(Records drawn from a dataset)
-.-.-
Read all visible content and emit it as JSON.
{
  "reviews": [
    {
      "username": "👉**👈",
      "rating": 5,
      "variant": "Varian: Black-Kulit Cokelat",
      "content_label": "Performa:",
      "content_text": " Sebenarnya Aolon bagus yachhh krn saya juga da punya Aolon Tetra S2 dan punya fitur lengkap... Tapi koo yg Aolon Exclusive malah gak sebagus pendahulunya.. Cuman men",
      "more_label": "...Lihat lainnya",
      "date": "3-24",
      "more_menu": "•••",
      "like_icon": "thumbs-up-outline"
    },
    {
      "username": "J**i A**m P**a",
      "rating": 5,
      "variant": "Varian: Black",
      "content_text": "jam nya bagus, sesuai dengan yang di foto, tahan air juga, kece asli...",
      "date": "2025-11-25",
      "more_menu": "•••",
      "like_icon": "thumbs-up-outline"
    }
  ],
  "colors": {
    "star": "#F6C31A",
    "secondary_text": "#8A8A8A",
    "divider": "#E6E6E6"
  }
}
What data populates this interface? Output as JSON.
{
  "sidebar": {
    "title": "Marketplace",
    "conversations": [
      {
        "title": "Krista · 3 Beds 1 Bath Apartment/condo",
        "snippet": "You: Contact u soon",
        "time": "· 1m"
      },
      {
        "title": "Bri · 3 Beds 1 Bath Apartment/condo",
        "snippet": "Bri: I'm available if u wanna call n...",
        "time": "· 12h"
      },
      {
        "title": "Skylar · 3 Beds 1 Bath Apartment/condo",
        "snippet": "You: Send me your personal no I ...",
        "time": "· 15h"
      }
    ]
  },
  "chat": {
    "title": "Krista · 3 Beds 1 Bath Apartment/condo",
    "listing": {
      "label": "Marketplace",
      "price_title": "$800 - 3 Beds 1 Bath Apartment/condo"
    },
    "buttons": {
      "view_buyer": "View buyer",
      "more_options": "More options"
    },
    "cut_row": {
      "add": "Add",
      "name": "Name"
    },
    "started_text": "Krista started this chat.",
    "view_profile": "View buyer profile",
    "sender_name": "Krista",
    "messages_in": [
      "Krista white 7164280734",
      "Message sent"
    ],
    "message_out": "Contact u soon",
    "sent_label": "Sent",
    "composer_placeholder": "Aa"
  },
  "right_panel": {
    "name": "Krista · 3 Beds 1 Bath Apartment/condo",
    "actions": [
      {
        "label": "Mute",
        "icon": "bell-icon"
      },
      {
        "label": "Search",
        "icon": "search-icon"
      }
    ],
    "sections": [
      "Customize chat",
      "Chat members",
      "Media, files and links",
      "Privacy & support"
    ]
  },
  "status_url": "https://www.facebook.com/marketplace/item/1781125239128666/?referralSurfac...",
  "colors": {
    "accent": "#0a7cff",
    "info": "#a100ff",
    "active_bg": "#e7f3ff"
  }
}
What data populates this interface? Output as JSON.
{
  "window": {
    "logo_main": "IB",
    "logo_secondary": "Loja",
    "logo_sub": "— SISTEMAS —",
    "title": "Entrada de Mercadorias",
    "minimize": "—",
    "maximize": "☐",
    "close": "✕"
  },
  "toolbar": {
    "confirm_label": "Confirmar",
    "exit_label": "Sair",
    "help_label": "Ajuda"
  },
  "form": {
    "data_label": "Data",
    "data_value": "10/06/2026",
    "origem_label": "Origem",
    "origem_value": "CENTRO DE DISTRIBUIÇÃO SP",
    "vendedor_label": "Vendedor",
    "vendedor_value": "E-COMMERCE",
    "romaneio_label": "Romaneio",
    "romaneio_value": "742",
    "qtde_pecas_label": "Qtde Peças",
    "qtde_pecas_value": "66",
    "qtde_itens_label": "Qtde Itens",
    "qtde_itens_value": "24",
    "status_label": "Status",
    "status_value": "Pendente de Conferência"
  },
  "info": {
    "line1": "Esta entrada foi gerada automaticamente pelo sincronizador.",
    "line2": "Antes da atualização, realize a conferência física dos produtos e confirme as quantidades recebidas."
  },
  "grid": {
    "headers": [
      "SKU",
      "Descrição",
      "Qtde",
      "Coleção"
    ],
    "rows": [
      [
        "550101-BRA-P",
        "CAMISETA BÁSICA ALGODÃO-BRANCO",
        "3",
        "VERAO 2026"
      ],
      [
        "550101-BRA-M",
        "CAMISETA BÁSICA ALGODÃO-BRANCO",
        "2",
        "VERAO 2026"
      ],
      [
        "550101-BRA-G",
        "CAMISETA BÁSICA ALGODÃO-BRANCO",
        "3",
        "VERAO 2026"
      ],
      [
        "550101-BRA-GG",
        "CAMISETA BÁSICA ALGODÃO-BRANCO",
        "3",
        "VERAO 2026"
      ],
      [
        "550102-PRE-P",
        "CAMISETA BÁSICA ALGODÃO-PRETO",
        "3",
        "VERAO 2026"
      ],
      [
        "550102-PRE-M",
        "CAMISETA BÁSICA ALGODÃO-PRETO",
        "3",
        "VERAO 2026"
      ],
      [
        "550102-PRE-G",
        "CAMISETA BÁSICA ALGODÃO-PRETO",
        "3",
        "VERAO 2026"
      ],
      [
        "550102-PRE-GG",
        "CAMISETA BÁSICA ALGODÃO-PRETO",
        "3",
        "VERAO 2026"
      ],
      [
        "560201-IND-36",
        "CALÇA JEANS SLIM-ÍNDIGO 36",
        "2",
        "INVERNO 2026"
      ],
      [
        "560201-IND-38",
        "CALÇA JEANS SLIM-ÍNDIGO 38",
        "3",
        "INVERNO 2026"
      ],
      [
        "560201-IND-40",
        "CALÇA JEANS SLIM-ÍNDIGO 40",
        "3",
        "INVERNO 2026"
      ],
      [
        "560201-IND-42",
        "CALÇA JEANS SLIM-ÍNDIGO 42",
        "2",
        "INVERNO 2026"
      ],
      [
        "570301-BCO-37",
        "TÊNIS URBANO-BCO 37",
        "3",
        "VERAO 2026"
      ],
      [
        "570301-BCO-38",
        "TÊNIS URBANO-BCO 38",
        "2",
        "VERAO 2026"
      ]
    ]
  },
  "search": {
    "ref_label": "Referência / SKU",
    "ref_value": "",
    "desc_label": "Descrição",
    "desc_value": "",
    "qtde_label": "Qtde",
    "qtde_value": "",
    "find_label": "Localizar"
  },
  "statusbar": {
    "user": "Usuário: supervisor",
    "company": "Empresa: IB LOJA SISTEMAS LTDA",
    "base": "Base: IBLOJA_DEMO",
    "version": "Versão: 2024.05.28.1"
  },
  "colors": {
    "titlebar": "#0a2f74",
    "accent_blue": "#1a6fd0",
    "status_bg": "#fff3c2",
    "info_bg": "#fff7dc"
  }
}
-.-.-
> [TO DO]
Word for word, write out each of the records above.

> [SOLVED PROBLEM]
Read all visible content and emit it as JSON.
{
  "reviews": [
    {
      "username": "👉**👈",
      "rating": 5,
      "variant": "Varian: Black-Kulit Cokelat",
      "content_label": "Performa:",
      "content_text": " Sebenarnya Aolon bagus yachhh krn saya juga da punya Aolon Tetra S2 dan punya fitur lengkap... Tapi koo yg Aolon Exclusive malah gak sebagus pendahulunya.. Cuman men",
      "more_label": "...Lihat lainnya",
      "date": "3-24",
      "more_menu": "•••",
      "like_icon": "thumbs-up-outline"
    },
    {
      "username": "J**i A**m P**a",
      "rating": 5,
      "variant": "Varian: Black",
      "content_text": "jam nya bagus, sesuai dengan yang di foto, tahan air juga, kece asli...",
      "date": "2025-11-25",
      "more_menu": "•••",
      "like_icon": "thumbs-up-outline"
    }
  ],
  "colors": {
    "star": "#F6C31A",
    "secondary_text": "#8A8A8A",
    "divider": "#E6E6E6"
  }
}
What data populates this interface? Output as JSON.
{
  "sidebar": {
    "title": "Marketplace",
    "conversations": [
      {
        "title": "Krista · 3 Beds 1 Bath Apartment/condo",
        "snippet": "You: Contact u soon",
        "time": "· 1m"
      },
      {
        "title": "Bri · 3 Beds 1 Bath Apartment/condo",
        "snippet": "Bri: I'm available if u wanna call n...",
        "time": "· 12h"
      },
      {
        "title": "Skylar · 3 Beds 1 Bath Apartment/condo",
        "snippet": "You: Send me your personal no I ...",
        "time": "· 15h"
      }
    ]
  },
  "chat": {
    "title": "Krista · 3 Beds 1 Bath Apartment/condo",
    "listing": {
      "label": "Marketplace",
      "price_title": "$800 - 3 Beds 1 Bath Apartment/condo"
    },
    "buttons": {
      "view_buyer": "View buyer",
      "more_options": "More options"
    },
    "cut_row": {
      "add": "Add",
      "name": "Name"
    },
    "started_text": "Krista started this chat.",
    "view_profile": "View buyer profile",
    "sender_name": "Krista",
    "messages_in": [
      "Krista white 7164280734",
      "Message sent"
    ],
    "message_out": "Contact u soon",
    "sent_label": "Sent",
    "composer_placeholder": "Aa"
  },
  "right_panel": {
    "name": "Krista · 3 Beds 1 Bath Apartment/condo",
    "actions": [
      {
        "label": "Mute",
        "icon": "bell-icon"
      },
      {
        "label": "Search",
        "icon": "search-icon"
      }
    ],
    "sections": [
      "Customize chat",
      "Chat members",
      "Media, files and links",
      "Privacy & support"
    ]
  },
  "status_url": "https://www.facebook.com/marketplace/item/1781125239128666/?referralSurfac...",
  "colors": {
    "accent": "#0a7cff",
    "info": "#a100ff",
    "active_bg": "#e7f3ff"
  }
}
What data populates this interface? Output as JSON.
{
  "window": {
    "logo_main": "IB",
    "logo_secondary": "Loja",
    "logo_sub": "— SISTEMAS —",
    "title": "Entrada de Mercadorias",
    "minimize": "—",
    "maximize": "☐",
    "close": "✕"
  },
  "toolbar": {
    "confirm_label": "Confirmar",
    "exit_label": "Sair",
    "help_label": "Ajuda"
  },
  "form": {
    "data_label": "Data",
    "data_value": "10/06/2026",
    "origem_label": "Origem",
    "origem_value": "CENTRO DE DISTRIBUIÇÃO SP",
    "vendedor_label": "Vendedor",
    "vendedor_value": "E-COMMERCE",
    "romaneio_label": "Romaneio",
    "romaneio_value": "742",
    "qtde_pecas_label": "Qtde Peças",
    "qtde_pecas_value": "66",
    "qtde_itens_label": "Qtde Itens",
    "qtde_itens_value": "24",
    "status_label": "Status",
    "status_value": "Pendente de Conferência"
  },
  "info": {
    "line1": "Esta entrada foi gerada automaticamente pelo sincronizador.",
    "line2": "Antes da atualização, realize a conferência física dos produtos e confirme as quantidades recebidas."
  },
  "grid": {
    "headers": [
      "SKU",
      "Descrição",
      "Qtde",
      "Coleção"
    ],
    "rows": [
      [
        "550101-BRA-P",
        "CAMISETA BÁSICA ALGODÃO-BRANCO",
        "3",
        "VERAO 2026"
      ],
      [
        "550101-BRA-M",
        "CAMISETA BÁSICA ALGODÃO-BRANCO",
        "2",
        "VERAO 2026"
      ],
      [
        "550101-BRA-G",
        "CAMISETA BÁSICA ALGODÃO-BRANCO",
        "3",
        "VERAO 2026"
      ],
      [
        "550101-BRA-GG",
        "CAMISETA BÁSICA ALGODÃO-BRANCO",
        "3",
        "VERAO 2026"
      ],
      [
        "550102-PRE-P",
        "CAMISETA BÁSICA ALGODÃO-PRETO",
        "3",
        "VERAO 2026"
      ],
      [
        "550102-PRE-M",
        "CAMISETA BÁSICA ALGODÃO-PRETO",
        "3",
        "VERAO 2026"
      ],
      [
        "550102-PRE-G",
        "CAMISETA BÁSICA ALGODÃO-PRETO",
        "3",
        "VERAO 2026"
      ],
      [
        "550102-PRE-GG",
        "CAMISETA BÁSICA ALGODÃO-PRETO",
        "3",
        "VERAO 2026"
      ],
      [
        "560201-IND-36",
        "CALÇA JEANS SLIM-ÍNDIGO 36",
        "2",
        "INVERNO 2026"
      ],
      [
        "560201-IND-38",
        "CALÇA JEANS SLIM-ÍNDIGO 38",
        "3",
        "INVERNO 2026"
      ],
      [
        "560201-IND-40",
        "CALÇA JEANS SLIM-ÍNDIGO 40",
        "3",
        "INVERNO 2026"
      ],
      [
        "560201-IND-42",
        "CALÇA JEANS SLIM-ÍNDIGO 42",
        "2",
        "INVERNO 2026"
      ],
      [
        "570301-BCO-37",
        "TÊNIS URBANO-BCO 37",
        "3",
        "VERAO 2026"
      ],
      [
        "570301-BCO-38",
        "TÊNIS URBANO-BCO 38",
        "2",
        "VERAO 2026"
      ]
    ]
  },
  "search": {
    "ref_label": "Referência / SKU",
    "ref_value": "",
    "desc_label": "Descrição",
    "desc_value": "",
    "qtde_label": "Qtde",
    "qtde_value": "",
    "find_label": "Localizar"
  },
  "statusbar": {
    "user": "Usuário: supervisor",
    "company": "Empresa: IB LOJA SISTEMAS LTDA",
    "base": "Base: IBLOJA_DEMO",
    "version": "Versão: 2024.05.28.1"
  },
  "colors": {
    "titlebar": "#0a2f74",
    "accent_blue": "#1a6fd0",
    "status_bg": "#fff3c2",
    "info_bg": "#fff7dc"
  }
}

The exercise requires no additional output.